Lows – squashed through the free Plektron WTComp tube compressor plug in
Mids – Run through the Ampeg B15 simulation from Line 6’s excellent PodFarmFree suite
Highs – Run through PodFarm’s Marshall JCM800 guitar amp simulation

At one point I also added some octave up harmoniser ( from Reaper’s built in ReaPitch)to the high frequencies, which gave a very convincing Kings X style 12 string bass sound,but it was so huge it was eating up the whole mix!

The final step on the bass track was to squash it drastically with Tone Boosters’ Barricade limiter (another fine freebie demo). I don’t normally do a lot of brickwall limiting but it added a nice punch and consistency on this occasion.

For the guitar, I used my trusty Mexican Fender Telecaster and again just plugged in and started playing.
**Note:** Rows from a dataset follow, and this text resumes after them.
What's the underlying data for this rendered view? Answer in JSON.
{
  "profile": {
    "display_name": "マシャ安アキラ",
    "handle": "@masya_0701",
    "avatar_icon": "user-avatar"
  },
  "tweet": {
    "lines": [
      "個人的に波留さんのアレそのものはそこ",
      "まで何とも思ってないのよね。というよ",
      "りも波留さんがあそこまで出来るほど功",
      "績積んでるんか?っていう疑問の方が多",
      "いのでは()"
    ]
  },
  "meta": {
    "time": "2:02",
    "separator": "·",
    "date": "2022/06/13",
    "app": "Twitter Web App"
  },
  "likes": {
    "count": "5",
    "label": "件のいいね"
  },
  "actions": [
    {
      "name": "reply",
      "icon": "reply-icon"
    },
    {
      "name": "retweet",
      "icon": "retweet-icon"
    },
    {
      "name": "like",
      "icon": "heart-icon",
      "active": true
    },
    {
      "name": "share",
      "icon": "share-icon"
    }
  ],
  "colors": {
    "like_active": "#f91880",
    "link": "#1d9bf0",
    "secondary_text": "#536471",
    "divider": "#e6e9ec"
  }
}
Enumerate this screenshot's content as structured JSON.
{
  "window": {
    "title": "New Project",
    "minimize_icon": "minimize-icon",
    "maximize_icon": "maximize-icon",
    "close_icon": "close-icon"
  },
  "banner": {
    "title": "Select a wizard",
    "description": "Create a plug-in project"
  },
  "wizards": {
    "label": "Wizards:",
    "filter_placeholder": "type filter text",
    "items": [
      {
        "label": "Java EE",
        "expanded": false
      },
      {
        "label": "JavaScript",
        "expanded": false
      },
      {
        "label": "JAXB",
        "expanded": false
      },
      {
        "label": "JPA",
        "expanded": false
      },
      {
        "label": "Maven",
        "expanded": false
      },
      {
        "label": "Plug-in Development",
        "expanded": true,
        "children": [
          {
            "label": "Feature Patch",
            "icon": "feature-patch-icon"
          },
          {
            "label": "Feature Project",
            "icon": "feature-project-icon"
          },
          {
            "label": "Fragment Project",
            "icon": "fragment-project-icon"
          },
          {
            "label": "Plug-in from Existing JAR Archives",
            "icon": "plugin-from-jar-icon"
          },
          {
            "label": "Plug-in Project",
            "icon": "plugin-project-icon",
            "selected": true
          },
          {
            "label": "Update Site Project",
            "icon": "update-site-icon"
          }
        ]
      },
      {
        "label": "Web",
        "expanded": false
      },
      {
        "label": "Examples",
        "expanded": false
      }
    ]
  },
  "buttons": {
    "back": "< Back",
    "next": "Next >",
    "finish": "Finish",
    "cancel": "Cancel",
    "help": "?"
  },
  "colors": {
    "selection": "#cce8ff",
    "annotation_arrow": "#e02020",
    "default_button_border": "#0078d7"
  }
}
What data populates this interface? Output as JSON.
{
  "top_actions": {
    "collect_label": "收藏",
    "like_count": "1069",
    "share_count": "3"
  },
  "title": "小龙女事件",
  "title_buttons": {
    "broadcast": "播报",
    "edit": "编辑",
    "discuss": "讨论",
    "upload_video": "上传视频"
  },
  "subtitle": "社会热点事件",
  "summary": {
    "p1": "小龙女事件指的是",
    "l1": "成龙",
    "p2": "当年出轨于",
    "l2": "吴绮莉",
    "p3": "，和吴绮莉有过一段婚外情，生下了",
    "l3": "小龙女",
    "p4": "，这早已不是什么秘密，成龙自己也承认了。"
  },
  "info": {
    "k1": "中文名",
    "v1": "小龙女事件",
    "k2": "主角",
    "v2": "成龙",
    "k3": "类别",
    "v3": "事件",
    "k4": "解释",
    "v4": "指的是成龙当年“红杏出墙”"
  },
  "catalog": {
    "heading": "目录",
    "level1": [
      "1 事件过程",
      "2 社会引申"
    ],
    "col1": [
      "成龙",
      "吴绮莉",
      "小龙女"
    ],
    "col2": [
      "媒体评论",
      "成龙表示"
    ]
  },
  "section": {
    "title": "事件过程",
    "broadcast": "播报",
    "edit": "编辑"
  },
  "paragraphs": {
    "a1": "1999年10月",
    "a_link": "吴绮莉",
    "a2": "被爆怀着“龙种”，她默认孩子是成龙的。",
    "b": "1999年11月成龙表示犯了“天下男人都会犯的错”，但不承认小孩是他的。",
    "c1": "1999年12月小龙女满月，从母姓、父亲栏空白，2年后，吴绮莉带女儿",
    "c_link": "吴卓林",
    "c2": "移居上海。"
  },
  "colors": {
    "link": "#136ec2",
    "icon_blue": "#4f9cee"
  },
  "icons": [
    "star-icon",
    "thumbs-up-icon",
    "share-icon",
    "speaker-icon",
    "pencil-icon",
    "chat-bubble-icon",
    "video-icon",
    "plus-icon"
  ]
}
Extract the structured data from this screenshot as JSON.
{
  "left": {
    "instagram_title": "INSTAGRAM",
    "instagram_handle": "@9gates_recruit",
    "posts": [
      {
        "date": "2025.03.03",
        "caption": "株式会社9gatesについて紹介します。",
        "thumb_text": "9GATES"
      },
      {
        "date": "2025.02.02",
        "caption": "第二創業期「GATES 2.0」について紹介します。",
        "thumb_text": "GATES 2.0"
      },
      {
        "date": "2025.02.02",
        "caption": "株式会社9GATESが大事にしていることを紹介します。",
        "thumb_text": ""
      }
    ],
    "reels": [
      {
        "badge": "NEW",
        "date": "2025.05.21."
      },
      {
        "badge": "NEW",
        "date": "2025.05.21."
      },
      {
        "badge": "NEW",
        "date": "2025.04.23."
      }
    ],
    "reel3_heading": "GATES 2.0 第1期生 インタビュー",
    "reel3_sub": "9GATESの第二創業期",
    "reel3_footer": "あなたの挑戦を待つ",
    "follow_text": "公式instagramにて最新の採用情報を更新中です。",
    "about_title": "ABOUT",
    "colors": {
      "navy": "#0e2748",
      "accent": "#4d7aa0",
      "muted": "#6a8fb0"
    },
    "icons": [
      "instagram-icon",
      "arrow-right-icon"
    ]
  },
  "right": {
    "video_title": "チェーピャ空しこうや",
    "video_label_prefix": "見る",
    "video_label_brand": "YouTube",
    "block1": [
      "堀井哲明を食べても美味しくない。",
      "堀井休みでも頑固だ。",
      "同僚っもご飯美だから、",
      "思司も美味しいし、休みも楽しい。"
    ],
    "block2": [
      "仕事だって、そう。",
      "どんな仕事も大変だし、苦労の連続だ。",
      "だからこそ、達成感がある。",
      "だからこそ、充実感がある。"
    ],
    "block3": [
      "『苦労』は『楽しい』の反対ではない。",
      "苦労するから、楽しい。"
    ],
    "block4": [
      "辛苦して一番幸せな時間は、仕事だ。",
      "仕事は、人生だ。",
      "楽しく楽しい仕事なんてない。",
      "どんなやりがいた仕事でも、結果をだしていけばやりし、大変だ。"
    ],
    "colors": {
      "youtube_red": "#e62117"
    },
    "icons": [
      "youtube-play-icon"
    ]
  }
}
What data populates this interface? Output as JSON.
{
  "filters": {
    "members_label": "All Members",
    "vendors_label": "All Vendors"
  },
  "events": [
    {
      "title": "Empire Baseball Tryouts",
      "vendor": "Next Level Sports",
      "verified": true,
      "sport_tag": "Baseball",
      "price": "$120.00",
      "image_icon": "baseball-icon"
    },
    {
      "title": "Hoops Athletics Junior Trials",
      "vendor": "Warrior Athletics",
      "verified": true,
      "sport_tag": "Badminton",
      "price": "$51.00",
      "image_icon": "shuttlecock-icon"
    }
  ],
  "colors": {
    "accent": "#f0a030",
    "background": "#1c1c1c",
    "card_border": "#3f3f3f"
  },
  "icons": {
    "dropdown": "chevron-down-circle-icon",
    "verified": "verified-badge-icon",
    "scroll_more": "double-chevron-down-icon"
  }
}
I think the track on the recording is the second or third take, with a couple of dropped in phrases here and there.

For the sound, I started with the Fender Twin simulation from the free GuitarSuite set of plugins ( the amusingly titled “Rednef”)and then added a pile of PodFarm effects – their Tubescreamer pedal simulation for some extra overdrive plus a digital delay and spring reverb. Finally I added another WTComp for some valvey compression and final some of Reaper’s presence Eq to add a little high end lost in the delays and reverbs.

The final challenge was to get the tones to blend with the backing track. For this I did something else I rarely do and used Reaper’s expressbus Bus Compressor on the main outputs which added just enough subtle “glue” to make it sound coherent.

Another freebie I should mention, used on both tracks, is ToneBooster’s Isone plug in which creates simulations of various listening environments and is really helpful if you have to, as I do , mix on headphones.

Hopefully that give some insight into what goes into these tracks and, more importantly, demonstrated some of the great free resources that are available these days.

As you’ve managed to read this far, here are some bonus tracks to listen to. These are the Floyd-esque tracks I mentioned earlier. Firstly, here’s my contribution to last year’s “Big Calm” project which starts off with some blatant ripping off…

And secondly, here’s the closing track from the album “Moo(sic)” which again had a very Floydy intro..


Take care and I promise to attempt to not wait another 6 months before the next post….probably!
Alun